■ RECORDS FOR THIS EXERCISE:
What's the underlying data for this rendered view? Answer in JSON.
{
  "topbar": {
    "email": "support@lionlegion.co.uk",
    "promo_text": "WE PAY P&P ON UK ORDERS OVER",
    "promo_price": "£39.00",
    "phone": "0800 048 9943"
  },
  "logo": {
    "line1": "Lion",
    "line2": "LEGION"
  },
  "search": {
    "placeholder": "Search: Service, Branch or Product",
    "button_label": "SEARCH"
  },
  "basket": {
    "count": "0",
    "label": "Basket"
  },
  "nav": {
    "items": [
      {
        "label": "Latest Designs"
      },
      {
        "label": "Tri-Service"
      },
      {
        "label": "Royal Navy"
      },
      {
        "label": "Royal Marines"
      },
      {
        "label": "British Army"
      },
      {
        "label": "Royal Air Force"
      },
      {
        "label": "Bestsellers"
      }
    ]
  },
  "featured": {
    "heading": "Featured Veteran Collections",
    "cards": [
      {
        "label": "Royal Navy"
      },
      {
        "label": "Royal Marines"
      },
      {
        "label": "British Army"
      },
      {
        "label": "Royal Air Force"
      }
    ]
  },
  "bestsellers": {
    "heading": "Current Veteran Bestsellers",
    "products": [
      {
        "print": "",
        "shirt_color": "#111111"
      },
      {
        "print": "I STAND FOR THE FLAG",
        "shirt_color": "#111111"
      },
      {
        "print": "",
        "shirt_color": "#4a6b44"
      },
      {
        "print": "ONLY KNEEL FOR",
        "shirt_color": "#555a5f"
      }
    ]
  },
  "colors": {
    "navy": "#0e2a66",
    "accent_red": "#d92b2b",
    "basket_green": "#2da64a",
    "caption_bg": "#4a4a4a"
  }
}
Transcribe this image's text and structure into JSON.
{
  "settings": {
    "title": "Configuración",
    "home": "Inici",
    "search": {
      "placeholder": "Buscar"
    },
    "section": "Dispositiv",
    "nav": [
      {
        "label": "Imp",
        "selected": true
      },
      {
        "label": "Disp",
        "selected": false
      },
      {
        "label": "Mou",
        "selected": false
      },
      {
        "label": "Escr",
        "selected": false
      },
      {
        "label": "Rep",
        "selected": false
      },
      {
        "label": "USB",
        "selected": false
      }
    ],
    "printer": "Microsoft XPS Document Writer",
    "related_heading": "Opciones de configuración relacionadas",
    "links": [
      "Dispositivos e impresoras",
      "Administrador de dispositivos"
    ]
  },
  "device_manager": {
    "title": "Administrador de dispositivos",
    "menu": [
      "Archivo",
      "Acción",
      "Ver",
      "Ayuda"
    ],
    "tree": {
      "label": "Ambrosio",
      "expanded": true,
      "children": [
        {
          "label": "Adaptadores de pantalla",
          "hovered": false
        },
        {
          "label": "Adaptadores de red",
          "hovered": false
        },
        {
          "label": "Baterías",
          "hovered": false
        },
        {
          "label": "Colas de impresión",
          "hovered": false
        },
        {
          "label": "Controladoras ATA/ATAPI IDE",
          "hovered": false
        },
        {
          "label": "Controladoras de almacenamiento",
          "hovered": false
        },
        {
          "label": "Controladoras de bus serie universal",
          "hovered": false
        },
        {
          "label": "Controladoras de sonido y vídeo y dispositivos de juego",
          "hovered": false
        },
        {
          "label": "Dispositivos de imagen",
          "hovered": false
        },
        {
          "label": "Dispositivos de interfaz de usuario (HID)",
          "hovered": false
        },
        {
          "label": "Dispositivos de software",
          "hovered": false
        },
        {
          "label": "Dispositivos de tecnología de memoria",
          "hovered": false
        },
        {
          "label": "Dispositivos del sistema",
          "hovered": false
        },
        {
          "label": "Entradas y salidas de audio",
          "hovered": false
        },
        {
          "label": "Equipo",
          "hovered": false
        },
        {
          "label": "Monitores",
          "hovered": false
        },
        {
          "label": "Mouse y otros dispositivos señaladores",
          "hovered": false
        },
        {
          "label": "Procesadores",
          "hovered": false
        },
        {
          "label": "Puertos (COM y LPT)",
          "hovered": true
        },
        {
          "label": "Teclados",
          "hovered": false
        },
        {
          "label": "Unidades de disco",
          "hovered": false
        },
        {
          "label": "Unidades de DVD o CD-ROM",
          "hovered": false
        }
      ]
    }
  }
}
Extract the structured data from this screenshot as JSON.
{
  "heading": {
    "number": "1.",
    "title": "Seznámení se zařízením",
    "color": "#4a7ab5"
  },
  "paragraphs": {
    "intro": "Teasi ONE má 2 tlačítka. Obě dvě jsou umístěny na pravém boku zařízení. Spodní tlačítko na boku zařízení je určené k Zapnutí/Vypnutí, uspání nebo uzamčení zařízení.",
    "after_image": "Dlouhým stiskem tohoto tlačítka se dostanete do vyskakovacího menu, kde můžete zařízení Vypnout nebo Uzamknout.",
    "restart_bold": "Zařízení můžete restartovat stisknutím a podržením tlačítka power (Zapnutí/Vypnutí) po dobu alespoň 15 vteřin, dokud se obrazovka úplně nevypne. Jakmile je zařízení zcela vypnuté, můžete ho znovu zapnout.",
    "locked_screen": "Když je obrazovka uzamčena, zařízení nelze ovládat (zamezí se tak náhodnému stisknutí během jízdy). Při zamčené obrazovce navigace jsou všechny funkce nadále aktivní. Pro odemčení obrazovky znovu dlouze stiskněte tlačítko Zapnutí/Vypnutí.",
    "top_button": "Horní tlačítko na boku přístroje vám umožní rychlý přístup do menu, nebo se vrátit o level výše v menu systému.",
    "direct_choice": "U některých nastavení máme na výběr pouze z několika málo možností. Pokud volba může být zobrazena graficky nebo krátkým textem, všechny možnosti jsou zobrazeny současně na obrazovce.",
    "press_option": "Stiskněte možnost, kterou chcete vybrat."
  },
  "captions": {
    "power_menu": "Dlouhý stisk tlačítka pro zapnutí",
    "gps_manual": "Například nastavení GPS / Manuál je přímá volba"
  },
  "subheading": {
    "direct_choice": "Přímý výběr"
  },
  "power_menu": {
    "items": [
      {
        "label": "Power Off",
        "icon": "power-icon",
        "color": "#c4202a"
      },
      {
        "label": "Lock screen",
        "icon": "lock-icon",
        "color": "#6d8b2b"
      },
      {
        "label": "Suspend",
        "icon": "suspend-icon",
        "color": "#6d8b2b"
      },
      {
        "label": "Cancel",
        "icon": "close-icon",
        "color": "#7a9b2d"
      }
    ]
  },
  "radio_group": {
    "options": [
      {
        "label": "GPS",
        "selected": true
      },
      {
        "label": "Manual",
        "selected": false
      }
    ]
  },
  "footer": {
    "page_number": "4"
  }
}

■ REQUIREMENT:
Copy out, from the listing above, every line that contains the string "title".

■ OUTPUT BELOW:
    "title": "Configuración",
    "title": "Administrador de dispositivos",
    "title": "Seznámení se zařízením",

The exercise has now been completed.